According to Darwish, crafting the sculpture - starting with scale models - took six months of day-and-night toil. One challenge was the initial research from two-dimensional sources to obtain an accurate likeness. The sculptor pored through countless archival photos and footage of his subject.

The end result, he said, “expresses [Sheikh Zayed’s] personality in terms of movement and facial expression and clothing.”

The statue was financed by an Egyptian businessman, Mahmoud Shenawi, in a show of “appreciation” towards the late ruler, said Darwish. The sculptor credits Prime Minister Ibrahim Mahlab for “removing all obstacles” for its placement. The idea of erecting the statue was born out of Shenawi's deep appreciation for the late UAE leader, Darwish said, adding that the businessman turned down offers to co-finance the piece as he wanted it to be its sole financer.

Mahlab’s boss, Egyptian President Abdelfattah al-Sisi - who in 2013 ousted Islamist President Mohammad Mursi after an army-backed uprising - is known for his close ties with the UAE.

Since Sisi took power, Abu Dhabi and Cairo have inked numerous construction and investment deals to revive the country’s sunken economy, weakened by years of political instability and protests.

The UAE has also donated billions of dollars towards the construction of low-income housing and infrastructural facilities in Egypt.

Friend of Egypt

Through Sheikh Zayed’s efforts, ties between the two countries were cemented decades ago, the UAE’s minister of state said last month. As a result, he said, Egypt had “become one of the most important bilateral relations that the UAE shares with another country.”

Sheikh Zayed was long close to Egypt. He was also a friend of Egypt’s late President Anwar Sadat, and supported him in the 1973 war against Israel. One of Zayed’s sayings, “Arab oil is not dearer than Arab blood,” was recalled by Sadat’s sister in 2001, who said that her brother had “adored ” the UAE leader.
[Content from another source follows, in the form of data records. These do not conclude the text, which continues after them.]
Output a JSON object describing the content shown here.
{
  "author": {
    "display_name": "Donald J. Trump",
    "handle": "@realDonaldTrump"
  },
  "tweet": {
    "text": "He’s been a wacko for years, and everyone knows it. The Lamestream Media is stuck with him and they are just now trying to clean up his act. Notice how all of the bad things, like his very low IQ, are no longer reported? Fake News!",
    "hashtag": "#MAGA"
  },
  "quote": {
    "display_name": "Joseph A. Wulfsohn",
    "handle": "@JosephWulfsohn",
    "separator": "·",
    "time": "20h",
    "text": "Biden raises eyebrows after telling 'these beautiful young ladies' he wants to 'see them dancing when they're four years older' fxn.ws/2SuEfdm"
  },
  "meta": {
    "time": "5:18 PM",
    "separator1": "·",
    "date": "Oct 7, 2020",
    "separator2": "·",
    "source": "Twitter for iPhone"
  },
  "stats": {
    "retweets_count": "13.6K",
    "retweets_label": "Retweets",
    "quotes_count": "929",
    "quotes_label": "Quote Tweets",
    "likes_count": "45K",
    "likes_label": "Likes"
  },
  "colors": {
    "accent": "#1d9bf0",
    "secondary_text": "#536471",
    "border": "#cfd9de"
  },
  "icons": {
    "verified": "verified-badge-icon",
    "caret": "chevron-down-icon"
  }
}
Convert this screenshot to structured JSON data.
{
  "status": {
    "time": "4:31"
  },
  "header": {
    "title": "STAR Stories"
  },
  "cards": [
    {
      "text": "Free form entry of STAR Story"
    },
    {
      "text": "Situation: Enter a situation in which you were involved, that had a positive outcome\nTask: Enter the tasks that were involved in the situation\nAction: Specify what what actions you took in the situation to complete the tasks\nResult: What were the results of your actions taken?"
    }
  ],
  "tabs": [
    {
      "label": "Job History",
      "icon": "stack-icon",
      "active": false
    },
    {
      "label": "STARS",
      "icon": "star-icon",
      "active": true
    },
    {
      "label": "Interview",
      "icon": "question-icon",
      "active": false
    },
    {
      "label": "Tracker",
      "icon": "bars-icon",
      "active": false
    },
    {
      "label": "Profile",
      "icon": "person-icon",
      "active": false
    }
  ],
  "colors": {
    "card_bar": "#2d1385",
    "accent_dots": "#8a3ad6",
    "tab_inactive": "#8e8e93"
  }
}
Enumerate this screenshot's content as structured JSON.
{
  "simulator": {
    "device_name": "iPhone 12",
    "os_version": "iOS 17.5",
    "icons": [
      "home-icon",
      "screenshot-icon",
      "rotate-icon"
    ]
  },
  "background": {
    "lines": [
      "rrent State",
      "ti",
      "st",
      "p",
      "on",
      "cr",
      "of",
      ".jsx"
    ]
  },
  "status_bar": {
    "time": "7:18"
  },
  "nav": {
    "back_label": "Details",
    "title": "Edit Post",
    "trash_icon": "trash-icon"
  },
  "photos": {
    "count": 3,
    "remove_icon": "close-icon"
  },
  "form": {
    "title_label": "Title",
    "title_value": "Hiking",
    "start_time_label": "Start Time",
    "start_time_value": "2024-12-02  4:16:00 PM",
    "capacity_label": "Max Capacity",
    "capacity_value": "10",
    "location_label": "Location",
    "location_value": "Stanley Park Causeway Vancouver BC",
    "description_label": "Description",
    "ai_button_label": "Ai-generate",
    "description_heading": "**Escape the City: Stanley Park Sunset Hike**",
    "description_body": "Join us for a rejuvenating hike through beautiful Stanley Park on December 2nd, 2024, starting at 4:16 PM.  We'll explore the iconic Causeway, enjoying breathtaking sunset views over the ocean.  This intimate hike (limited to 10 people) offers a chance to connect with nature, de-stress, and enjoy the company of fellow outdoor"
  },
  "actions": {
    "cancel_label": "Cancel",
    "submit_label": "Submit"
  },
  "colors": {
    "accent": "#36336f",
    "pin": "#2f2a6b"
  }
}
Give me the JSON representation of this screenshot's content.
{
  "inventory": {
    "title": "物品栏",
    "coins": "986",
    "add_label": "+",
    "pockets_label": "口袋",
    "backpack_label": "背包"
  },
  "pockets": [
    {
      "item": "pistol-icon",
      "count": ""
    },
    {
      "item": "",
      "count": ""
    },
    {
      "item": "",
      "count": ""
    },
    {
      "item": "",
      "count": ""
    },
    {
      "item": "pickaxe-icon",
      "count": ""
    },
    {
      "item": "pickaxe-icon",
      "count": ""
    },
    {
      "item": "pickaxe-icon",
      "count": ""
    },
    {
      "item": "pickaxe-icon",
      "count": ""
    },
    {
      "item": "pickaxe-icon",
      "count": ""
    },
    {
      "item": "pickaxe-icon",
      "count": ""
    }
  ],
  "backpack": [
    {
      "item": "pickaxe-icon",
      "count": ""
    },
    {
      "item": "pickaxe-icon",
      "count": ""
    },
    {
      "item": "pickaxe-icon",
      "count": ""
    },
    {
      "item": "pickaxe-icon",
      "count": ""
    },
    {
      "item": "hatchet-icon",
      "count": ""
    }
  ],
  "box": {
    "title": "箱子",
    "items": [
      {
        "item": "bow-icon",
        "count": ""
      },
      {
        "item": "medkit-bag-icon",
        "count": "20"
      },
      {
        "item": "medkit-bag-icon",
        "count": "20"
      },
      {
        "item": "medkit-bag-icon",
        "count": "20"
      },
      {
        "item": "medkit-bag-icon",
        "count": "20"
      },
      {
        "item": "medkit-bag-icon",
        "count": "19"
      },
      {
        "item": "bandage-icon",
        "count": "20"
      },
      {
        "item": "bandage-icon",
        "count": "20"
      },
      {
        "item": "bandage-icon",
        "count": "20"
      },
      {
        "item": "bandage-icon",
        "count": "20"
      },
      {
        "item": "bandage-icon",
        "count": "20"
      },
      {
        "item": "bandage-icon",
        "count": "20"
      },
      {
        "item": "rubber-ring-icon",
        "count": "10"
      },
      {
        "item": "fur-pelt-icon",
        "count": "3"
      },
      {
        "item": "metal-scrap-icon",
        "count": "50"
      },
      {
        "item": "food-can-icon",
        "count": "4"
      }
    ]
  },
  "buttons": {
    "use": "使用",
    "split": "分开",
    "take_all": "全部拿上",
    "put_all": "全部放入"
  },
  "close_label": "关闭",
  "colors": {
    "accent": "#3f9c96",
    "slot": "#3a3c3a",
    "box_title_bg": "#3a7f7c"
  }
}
The late UAE president was also a large financial backer of Egypt, contributing to the construction of a canal and numerous humanitarian projects.

Sultan al-Qassemi, an Emirati journalist and prominent commentator on Arab affairs, said that Sheikh Zayed was a man who many Arabs still “hold near and dear.”

“Egyptians have an affinity to him because he also had an affinity to Egypt,” said al-Qassemi.